First, watch this video.[youtube https://www.youtube.com/watch?v=zD2NtzEPBcA]
The genuine reactions of these two women to their first ride in a plane EVER, reminded me of my own very first flight. I can relate to An’s anxiety and skepticism, and Ria’s wonder and glee. I, like An, wondered how in the world could a giant metal ship with wings get so high above the Earth and stay there for several hours with so many people and all their belongings!?
A mixture of the two, I sat in my seat on my very first airborne trip with sweaty palms clutched together tightly, and my face pressed against the window watching in awe as the world, once surrounding me, grew smaller with each passing second. Soon enough the plane was inside the clouds. INSIDE! I was so tickled with excitement I can’t even count the number of times I turned to my neighbor with wide eyes and an even wider smile.
Reminisce With Me
My destination was Rolla, MO via a direct flight from Boston, MA to St Louis, MO where I would be picked up by my friend, Brian, to drive the remainder of the way. Before purchasing the ticket I researched model 747 planes (but steered clear of crash reports), causes of turbulence, and remedies for air sickness. Then I started taking Airborne to “boost my immune system” as a friend had suggested to aid in not catching a cold on the plane.
I packed and repacked my black ADIDAS gym bag with all the essentials (most of which were never even used) to carry onto the plane with me so, you know, my bag wouldn’t end up in Texas or Florida. I chose a direct flight, despite the higher price, to obviously avoid getting lost myself at the layover airport and missing the connecting flight and getting stuck at that airport forever with absolutely no way of getting either back home or to Rolla. Oh my active little imagination!
It was a rainy, mid-November flight so I missed out on the spectacular view my window seat would have afforded me. But, I did experience the exhilaration of turbulence! On solid ground I am not biggest fan of carnival rides, especially roller coasters, so, queasiness aside, I was amazed at how much enjoyment I felt from a shaky flight.
Above all emotions soaring through me those first 3 hours in flight, I was thrilled to see the person I took this first flight for. Brian is man I’d met over the summer on Cape Cod during a routine shift serving cocktails and stuffed quahogs to karaoke-singing tourists. The relationship was short but the feelings were intense and genuine, so we kept in touch at summer’s end when we both went away to college. After months of phone and instant messenger conversations Brian convinced me to buy a plane ticket to visit him.
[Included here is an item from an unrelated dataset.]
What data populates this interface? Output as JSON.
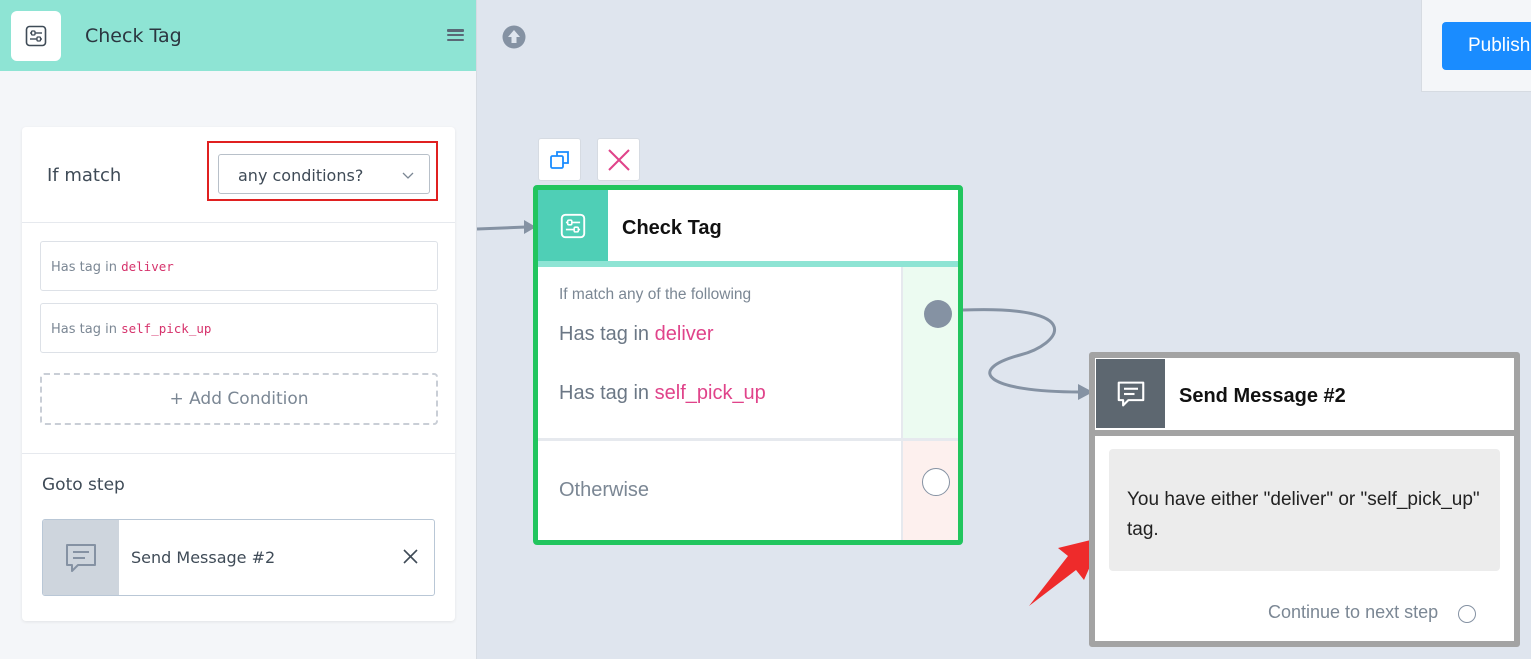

I needed convincing because I was a little afraid of flying, of actually being suspended up to 7 miles above the ground inside a giant machine that, with wingspan, will not fit within the bounds of an NFL football field. I think I was more afraid, though, of screwing it up big time, which is apparent in my lost luggage and missed connecting flight scenario I had imagined. I was also afraid of getting airsick, or someone getting sick on or near me, a phobia I’ve had since childhood. This I blame on my little brother and classmates who just had no self control! Hmph.
The Travel Tingles
Up until this flight to St Louis, cars, buses, subways, or ferries got me to where I wanted to go, which was really no further than the greater northeast region of the US. Oh, and Montreal, Canada once or twice. Every new place I visited I would feel a little tingly on the bottoms of my feet, and super giddy and a little nervous, too.
I got the same tingling sensation on the bottoms of my feet when I stepped off the plane at the St Louis airport. Only this time it was electric and it coursed through my body making me jump up and down, holding Brian’s hands, saying over and over “I’m in St Louis! I’m in Missouri!” Brian mirrored my actions, jumping in place saying “You’re in St Louis! You’re in Missouri!” His excitement for my presence just fueled mine even more making me jittery.
The difference between these tingles and the others was the realization that I had just been magically transported half way across the country in a mere 3 hours. It literally blew my mind. Had I driven the 1200 miles to St Louis, in a straight shot, it would have taken 18 hours. I didn’t own a car back then, so my transportation method of choice would have been bus or train which would have summed up to nearly 2 whole days of traveling. Flight is a wondrous thing, why had I waited so long!?
I never shared these tingly feelings with anyone in fear of being thought of as silly. It never seemed like such a big deal to anyone else, so I’ve always basked alone in the glowing euphoria.
So much of my life and who I am today has been fostered from this one pivotal experience. This maiden voyage was the exact point when the travel bug truly became a driving force in my life. My need to see new places, confidence in myself to face fear and overcome obstacles, and my choice in college education, and thus the trajectory of my career, were all influenced by this one trip to St Louis. I couldn’t possibly have more gratitude for Brian’s stubborn refusal to never see each other again, and his endless encouragement to “just get on that plane!”
An and Ria were both held back by fear. An’s own fear and Ria’s suppport of her husband’s fears kept them from flying until they were in their 70’s. I wonder if their trip together to Barcelona sparked some latent wanderlust in them, too.